Have you ever wondered what the Milky Way galaxy would look like if we could warp into intergalactic space and look back at it from the outside? These two infrared views of Messier 83 from NASA's Spitzer Space Telescope may give us a clue.

Spitzer's double-take shows us two different ways of representing the infrared colors in this spectacular spiral galaxy. For one thing, it's easy to see why colloquially it is known as the "Southern Pinwheel" due to its striking whirl that is very similar to the more northerly "Pinwheel" galaxy Messier 101.

Like the Milky Way, Messier 83 is classified as a barred spiral galaxy due to the bar-like pattern of stars that run through its center. This bar region is more interesting in the infrared since we can also see the open "s" shaped curve of dust cutting through the more linear stellar bar.

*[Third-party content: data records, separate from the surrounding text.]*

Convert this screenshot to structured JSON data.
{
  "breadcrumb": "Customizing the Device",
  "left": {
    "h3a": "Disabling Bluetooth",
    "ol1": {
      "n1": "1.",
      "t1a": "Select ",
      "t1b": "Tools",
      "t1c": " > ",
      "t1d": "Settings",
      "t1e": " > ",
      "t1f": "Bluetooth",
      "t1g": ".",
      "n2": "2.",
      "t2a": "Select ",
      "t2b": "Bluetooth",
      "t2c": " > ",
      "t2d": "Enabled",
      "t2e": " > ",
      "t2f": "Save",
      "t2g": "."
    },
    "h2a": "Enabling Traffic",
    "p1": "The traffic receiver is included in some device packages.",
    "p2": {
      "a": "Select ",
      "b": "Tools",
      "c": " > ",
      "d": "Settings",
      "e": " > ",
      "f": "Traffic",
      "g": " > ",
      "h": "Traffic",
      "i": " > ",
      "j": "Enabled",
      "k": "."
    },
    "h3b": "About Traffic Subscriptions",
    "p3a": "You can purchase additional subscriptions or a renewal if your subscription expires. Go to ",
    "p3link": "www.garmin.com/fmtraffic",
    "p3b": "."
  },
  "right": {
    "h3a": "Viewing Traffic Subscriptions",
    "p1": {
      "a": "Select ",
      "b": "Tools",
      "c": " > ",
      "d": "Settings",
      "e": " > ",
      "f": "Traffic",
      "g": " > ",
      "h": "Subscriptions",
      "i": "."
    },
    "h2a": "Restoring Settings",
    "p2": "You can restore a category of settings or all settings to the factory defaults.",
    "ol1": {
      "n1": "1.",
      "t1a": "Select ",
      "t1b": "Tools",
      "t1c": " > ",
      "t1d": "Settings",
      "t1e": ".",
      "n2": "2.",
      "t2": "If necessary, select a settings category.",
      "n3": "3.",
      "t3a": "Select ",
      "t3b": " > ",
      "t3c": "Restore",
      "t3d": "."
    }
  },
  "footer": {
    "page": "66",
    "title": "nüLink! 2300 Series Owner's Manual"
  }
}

This arc of inner dust connects up with the more tightly wound spiral arms in the outer disk, seen here as bright green-red ridges. Some of the hottest regions of star formation show up as reddish-white dots along the spiral arms, with the most vigorous star formation happening in the galaxy's center. Between the main spiral arms we also see a complex webbing of dust that permeates the entire disk.

While Messier 83 is about 15 million light years away, it is actually one of the closest barred spiral galaxies in the sky. This gives astronomers an excellent chance to study a galaxy that, although half as big, seems very similar in structure to our own Milky Way galaxy.

Take a close look at both of these views of Messier 83 and see which is your favorite way of rendering the Southern Pinwheel!